On June 4th, the 10% senior secured notes were trading at 91 cents on the dollar. As I and several commenters tried to find value in Molycorp, the senior notes got everybody's vote as the best part of the capital structure to invest in; they provided the most protection in terms of asset coverage, in case Molycorp could not find a solution to its cash burn. However, the senior notes sold off just prior to the earnings release and traded at 87.25 cents on the dollar to yield 13.20%.
Why Would Safest Bonds Sell Off?
There had been no substantive changes with the other bonds since June, other than the fact that vulture investors were interested in the 3.25% convertible bonds. The question remained, "Why would the senior notes have traded off prior to earnings, and what was that telling us?" Two plausible reasons were as follows:

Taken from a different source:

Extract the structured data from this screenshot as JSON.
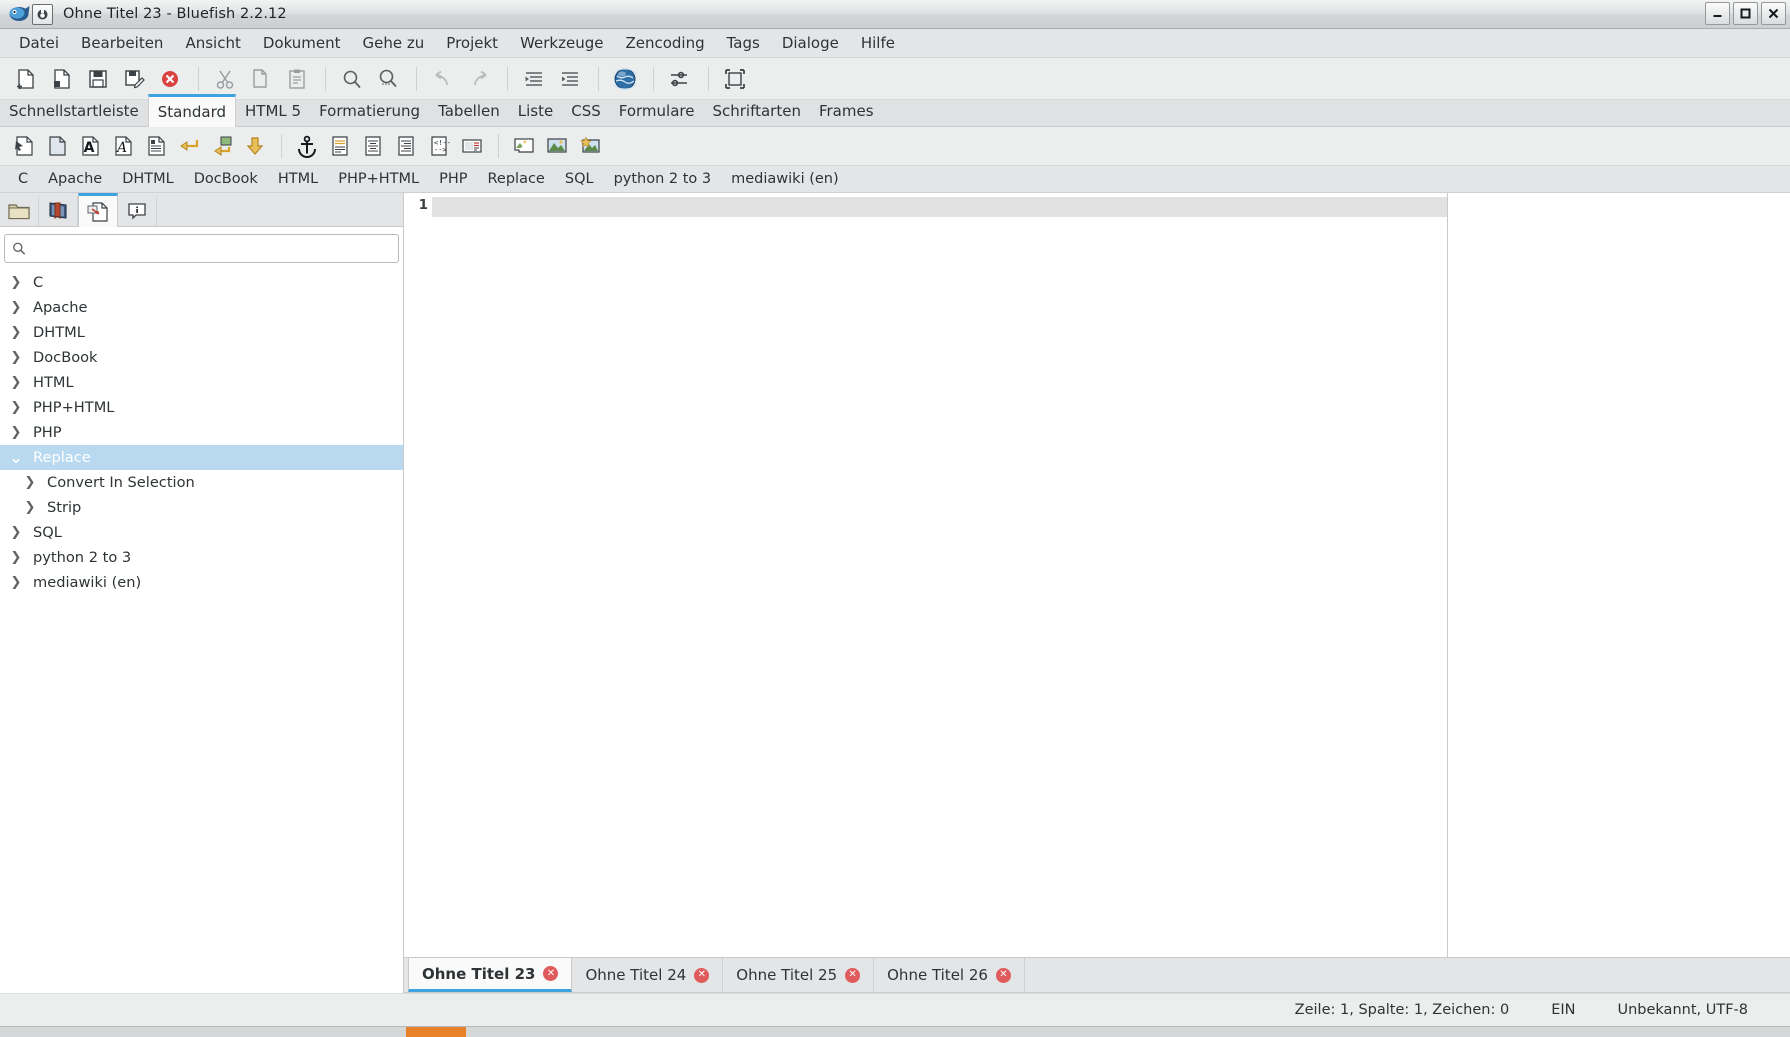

- Molycorp Was About To Announce Asset Sales - If the company had decided to sell assets to raise cash quickly, this would have left the senior note holders with fewer assets as security in case the bonds could not be repaid.

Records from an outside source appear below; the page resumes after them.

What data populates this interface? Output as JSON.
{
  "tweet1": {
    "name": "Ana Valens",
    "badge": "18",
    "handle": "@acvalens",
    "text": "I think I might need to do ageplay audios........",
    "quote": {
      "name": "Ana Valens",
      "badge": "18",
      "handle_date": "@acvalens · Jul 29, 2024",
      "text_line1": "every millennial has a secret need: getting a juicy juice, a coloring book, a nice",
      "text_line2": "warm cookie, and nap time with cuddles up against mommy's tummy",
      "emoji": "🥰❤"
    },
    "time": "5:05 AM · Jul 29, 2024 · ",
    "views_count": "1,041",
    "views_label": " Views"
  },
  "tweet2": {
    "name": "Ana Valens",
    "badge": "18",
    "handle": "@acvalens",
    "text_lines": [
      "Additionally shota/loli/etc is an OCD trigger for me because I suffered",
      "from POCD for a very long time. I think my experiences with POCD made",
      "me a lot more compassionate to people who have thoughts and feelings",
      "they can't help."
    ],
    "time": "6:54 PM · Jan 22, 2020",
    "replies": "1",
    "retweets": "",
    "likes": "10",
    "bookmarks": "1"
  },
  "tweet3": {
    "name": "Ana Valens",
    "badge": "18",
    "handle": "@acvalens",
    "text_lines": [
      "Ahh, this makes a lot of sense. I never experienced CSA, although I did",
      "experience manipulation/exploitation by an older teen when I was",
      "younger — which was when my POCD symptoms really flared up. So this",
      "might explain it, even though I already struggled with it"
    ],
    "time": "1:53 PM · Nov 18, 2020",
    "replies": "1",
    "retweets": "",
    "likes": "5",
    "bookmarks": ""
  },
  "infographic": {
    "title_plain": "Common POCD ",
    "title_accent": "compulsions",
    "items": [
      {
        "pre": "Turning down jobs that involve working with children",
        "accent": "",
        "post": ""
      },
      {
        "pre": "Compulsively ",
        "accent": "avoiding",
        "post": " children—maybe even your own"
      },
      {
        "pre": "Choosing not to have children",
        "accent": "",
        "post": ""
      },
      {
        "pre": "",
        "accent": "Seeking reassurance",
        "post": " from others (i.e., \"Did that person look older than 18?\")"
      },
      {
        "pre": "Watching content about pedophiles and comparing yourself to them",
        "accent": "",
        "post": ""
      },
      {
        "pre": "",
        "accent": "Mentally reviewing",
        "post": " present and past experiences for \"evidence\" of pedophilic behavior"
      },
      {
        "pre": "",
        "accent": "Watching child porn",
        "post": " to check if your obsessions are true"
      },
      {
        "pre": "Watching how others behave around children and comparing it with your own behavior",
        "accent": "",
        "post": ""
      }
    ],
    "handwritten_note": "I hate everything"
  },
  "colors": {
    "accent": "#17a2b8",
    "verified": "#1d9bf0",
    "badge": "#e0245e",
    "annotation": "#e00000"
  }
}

- Vendor Financing or Revolving Credit Facility - Any new debt taken on by the company and placed higher up the capital structure would have weakened the senior note holders' position. Equipment financing or a revolving credit facility backed by inventory and receivables would have [i] raised cash but [ii] created more debt and interest burden for Molycorp and [iii] left fewer assets backing senior note holders' claims.
- Senior note holders no longer believed that yields of 10%-13% paid them for the risk taken on.
After the company announced a $400 million financing package from Oaktree Capital on its Q2 earnings call, we now know why the senior bondholders were correct. The financing package will [i] place Oaktree higher up the capital structure than the senior notes, [ii] give Oaktree claims on certain assets and [iii] create a higher interest burden, given its 12% interest rate. I recently lowered my valuation of Molycorp to $1.35 per share, given higher cash burn than anticipated and more debt burden. The stock initially rose over 15% to over $2.30 per share on news of the Oaktree financing. However, after realizing Molycorp's weakened capital structure and higher interest burden, equity holders have caught up with bondholders; equity holders have sent the stock down to $1.76 per share - about 12% below where it was trading prior to Q2 earnings.
Based on Q2 earnings, Molycorp's bondholders were signaling that the company was impaired and about to enter transaction(s) that would raise cash, yet further weaken the capital structure and further mortgage its assets in exchange for more debt. I would advise investors to closely watch bondholders for future signals on Molycorp's business prospects. I currently rate the stock a sell.
Disclosure: The author is short MCP. The author wrote this article themselves, and it expresses their own opinions. The author is not receiving compensation for it (other than from Seeking Alpha). The author has no business relationship with any company whose stock is mentioned in this article.
Additional disclosure: I own straddles on Molycorp.